In 2013, seven Rocking the Boat Job Skills Apprentices completed a two-year effort to construct a 29-foot whaleboat on commission for the Mystic Seaport Museum in Mystic, Connecticut. Joining Rocking the Boat in this ambitious effort to build ten whaleboats for the Charles W. Morgan whaleship are the Independence Seaport Museum in Philadelphia, Great Lakes Boat Building School in Michigan, Alexandria Seaport Foundation in Virginia, The Wooden Boat Factory in Philadelphia, The Apprenticeshop of Rockland, Maine, Lowell's Boatshop in Amesbury, Massachusetts, and the neighboring New Bedford Whaling Museum. Independence's Workshop on the Water started its boat a couple of months before Rocking the Boat and has been generously guiding the Apprentices through the building process, hosting them on numerous visits to the museum and creating an additional set of molds and keel and frame bending patterns.

The whaleboat is a historically and technically rich project for the Apprentices to sink their teeth into. The work has included: steam bending 64 frames; employing a rare method of planking with a lapped garboard (first plank overlaps the second) and then carvel up the sides (planks butt up against each other edge to edge to create a smooth hull) with thin strips of wood fastened over each of the internal seams; and "whomping" the planks in order for them to fit the contour at the turn of the bilge before clench nailing. The Apprentices have just successfully met their goal for the semester of installing all eight sets of planks. Next semester will involve removing the molds, finishing out the interior, and painting in time to launch the boat and sail it to Mystic next summer.

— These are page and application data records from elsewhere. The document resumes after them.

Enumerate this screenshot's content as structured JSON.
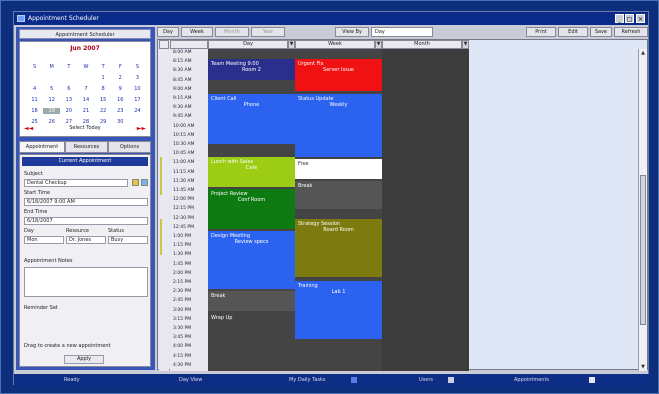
{
  "window": {
    "title": "Appointment Scheduler"
  },
  "sidebar": {
    "header": "Appointment Scheduler",
    "calendar": {
      "month": "Jun 2007",
      "days": [
        "S",
        "M",
        "T",
        "W",
        "T",
        "F",
        "S",
        "",
        "",
        "",
        "",
        "1",
        "2",
        "3",
        "4",
        "5",
        "6",
        "7",
        "8",
        "9",
        "10",
        "11",
        "12",
        "13",
        "14",
        "15",
        "16",
        "17",
        "18",
        "19",
        "20",
        "21",
        "22",
        "23",
        "24",
        "25",
        "26",
        "27",
        "28",
        "29",
        "30",
        "",
        ""
      ],
      "selected_index": 29,
      "footer": "Select Today"
    },
    "tabs": [
      "Appointment",
      "Resources",
      "Options"
    ],
    "form": {
      "title": "Current Appointment",
      "subject_label": "Subject",
      "subject_value": "Dental Checkup",
      "start_label": "Start Time",
      "start_value": "6/18/2007 9:00 AM",
      "end_label": "End Time",
      "end_value": "6/18/2007",
      "col_labels": [
        "Day",
        "Resource",
        "Status"
      ],
      "col_values": [
        "Mon",
        "Dr. Jones",
        "Busy"
      ],
      "notes_label": "Appointment Notes",
      "reminder_label": "Reminder Set",
      "footer_label": "Drag to create a new appointment",
      "apply_button": "Apply"
    }
  },
  "toolbar": {
    "buttons": [
      "Day",
      "Week",
      "Month",
      "Year"
    ],
    "disabled": [
      false,
      false,
      true,
      true
    ],
    "view_label": "View By",
    "view_value": "Day",
    "right_buttons": [
      "Print",
      "Edit",
      "Save",
      "Refresh"
    ]
  },
  "grid": {
    "columns": [
      "Day",
      "Week",
      "Month"
    ],
    "times": [
      "8:00 AM",
      "8:15 AM",
      "8:30 AM",
      "8:45 AM",
      "9:00 AM",
      "9:15 AM",
      "9:30 AM",
      "9:45 AM",
      "10:00 AM",
      "10:15 AM",
      "10:30 AM",
      "10:45 AM",
      "11:00 AM",
      "11:15 AM",
      "11:30 AM",
      "11:45 AM",
      "12:00 PM",
      "12:15 PM",
      "12:30 PM",
      "12:45 PM",
      "1:00 PM",
      "1:15 PM",
      "1:30 PM",
      "1:45 PM",
      "2:00 PM",
      "2:15 PM",
      "2:30 PM",
      "2:45 PM",
      "3:00 PM",
      "3:15 PM",
      "3:30 PM",
      "3:45 PM",
      "4:00 PM",
      "4:15 PM",
      "4:30 PM"
    ],
    "events_col1": [
      {
        "text": "Team Meeting 9:00",
        "sub": "Room 2",
        "color": "#2a2f8c"
      },
      {
        "text": "Client Call",
        "sub": "Phone",
        "color": "#2b63f0"
      },
      {
        "text": "Lunch with Sales",
        "sub": "Cafe",
        "color": "#9ccc14"
      },
      {
        "text": "Project Review",
        "sub": "Conf Room",
        "color": "#0d7a12"
      },
      {
        "text": "Design Meeting",
        "sub": "Review specs",
        "color": "#2b63f0"
      },
      {
        "text": "Break",
        "sub": "",
        "color": "#555555"
      },
      {
        "text": "Wrap Up",
        "sub": "",
        "color": "#444444"
      }
    ],
    "events_col2": [
      {
        "text": "Urgent Fix",
        "sub": "Server Issue",
        "color": "#f01212"
      },
      {
        "text": "Status Update",
        "sub": "Weekly",
        "color": "#2b63f0"
      },
      {
        "text": "Free",
        "sub": "",
        "color": "#ffffff"
      },
      {
        "text": "Break",
        "sub": "",
        "color": "#555555"
      },
      {
        "text": "Strategy Session",
        "sub": "Board Room",
        "color": "#7d7a10"
      },
      {
        "text": "Training",
        "sub": "Lab 1",
        "color": "#2b63f0"
      }
    ]
  },
  "status": {
    "items": [
      "Ready",
      "Day View",
      "My Daily Tasks",
      "Users",
      "Appointments"
    ]
  },
  "colors": {
    "accent": "#0e2d85",
    "sidebar": "#3a55b8"
  }
}
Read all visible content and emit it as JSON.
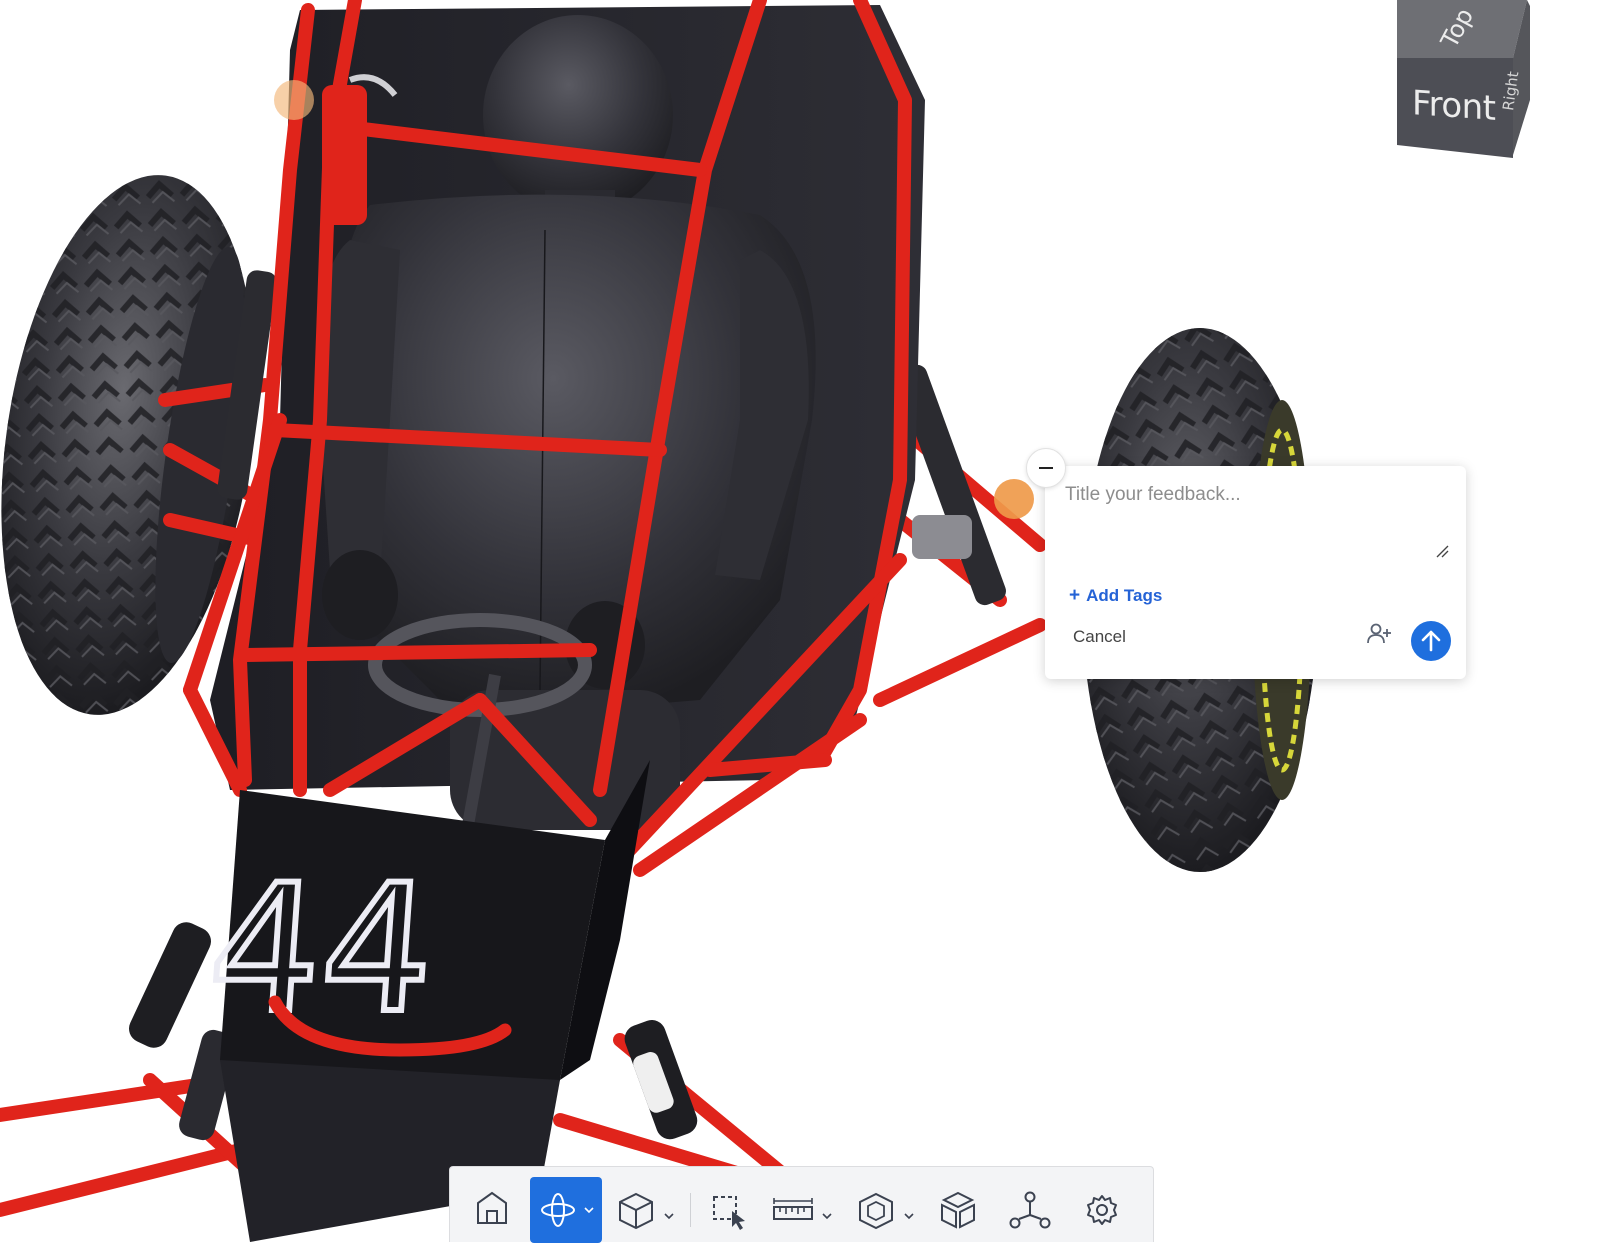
{
  "scene": {
    "car_number": "44",
    "view_cube": {
      "front": "Front",
      "top": "Top",
      "right": "Right"
    }
  },
  "feedback": {
    "title_placeholder": "Title your feedback...",
    "add_tags_label": "Add Tags",
    "add_tags_icon": "plus-icon",
    "cancel_label": "Cancel",
    "add_people_icon": "add-person-icon",
    "submit_icon": "arrow-up-icon"
  },
  "toolbar": {
    "tools": [
      {
        "icon": "home-icon",
        "active": false,
        "dropdown": false
      },
      {
        "icon": "orbit-icon",
        "active": true,
        "dropdown": true
      },
      {
        "icon": "cube-view-icon",
        "active": false,
        "dropdown": true
      },
      {
        "icon": "box-select-icon",
        "active": false,
        "dropdown": false
      },
      {
        "icon": "ruler-icon",
        "active": false,
        "dropdown": true
      },
      {
        "icon": "section-cube-icon",
        "active": false,
        "dropdown": true
      },
      {
        "icon": "explode-icon",
        "active": false,
        "dropdown": false
      },
      {
        "icon": "model-tree-icon",
        "active": false,
        "dropdown": false
      },
      {
        "icon": "settings-icon",
        "active": false,
        "dropdown": false
      }
    ]
  },
  "colors": {
    "accent": "#1f6fde",
    "frame_red": "#e0241b",
    "body_dark": "#24242a",
    "marker_orange": "#ef9a4a"
  }
}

Rocking the Boat is grateful to Mystic for hosting Apprentices on several tours of the Morgan restoration and for providing 600 feet of northern white cedar for planking and white oak for the keel, stems, and frames. Special thanks go to Peter Kellogg, who is generously supporting the cost of the materials and the salaries related to the construction of the whaleboat.

time-lapse of whaleboat construction

the apprentices

mouse over the images to read their bios


Jessica, 16, a junior at Central Park East High School in Manhattan, joined Rocking the Boat at the same time as her older sister, Jennifer. All three Martinez siblings were together at Rocking the Boat for close to one year.

"Working on the whale boat has inspired me to live in a brighter future, acknowledging the fact that I created something so huge, with great people. Working well with others which brought us together as a family."


Diana joined the Boatbuilding Program in July, 2011 and became an Apprentice a year later. Her involvement as a Boatbuilder and exposure to the On-Water Program have helped broaden Diana's perspective on her classes at the High School for Environmental Studies in Manhattan, and she would like to pursue a career in environmental engineering.

"Working on the whale boat has allowed me to break out of my shell and has taught me skills that will benefit me in the future. Building this whale boat has kept me devoted and committed... I can strive for anything and know that I can accomplish my goals."


Natividad joined Rocking the Boat in September, 2011. The oldest of five children, she is a 17-year old junior at Hyde Leadership Charter School.

"Working on the whaleboat at Rocking the Boat is the highlight of my day. It relieves my stress and has increased my patience. Also, guys think girls can't use tools. This is a way to prove them wrong!"


Edmanuel grew up in the apartment directly above Rocking the Boat's former shop. It was almost inevitable that he would become involved in the Boatbuilding Program and now, several years later, he has joined the full-time staff as the Assistant Boatbuilding Job Skills Program Director.

"This is the biggest boat I've ever worked on. I love what I do. It doesn't feel like work—this is a huge part of my life."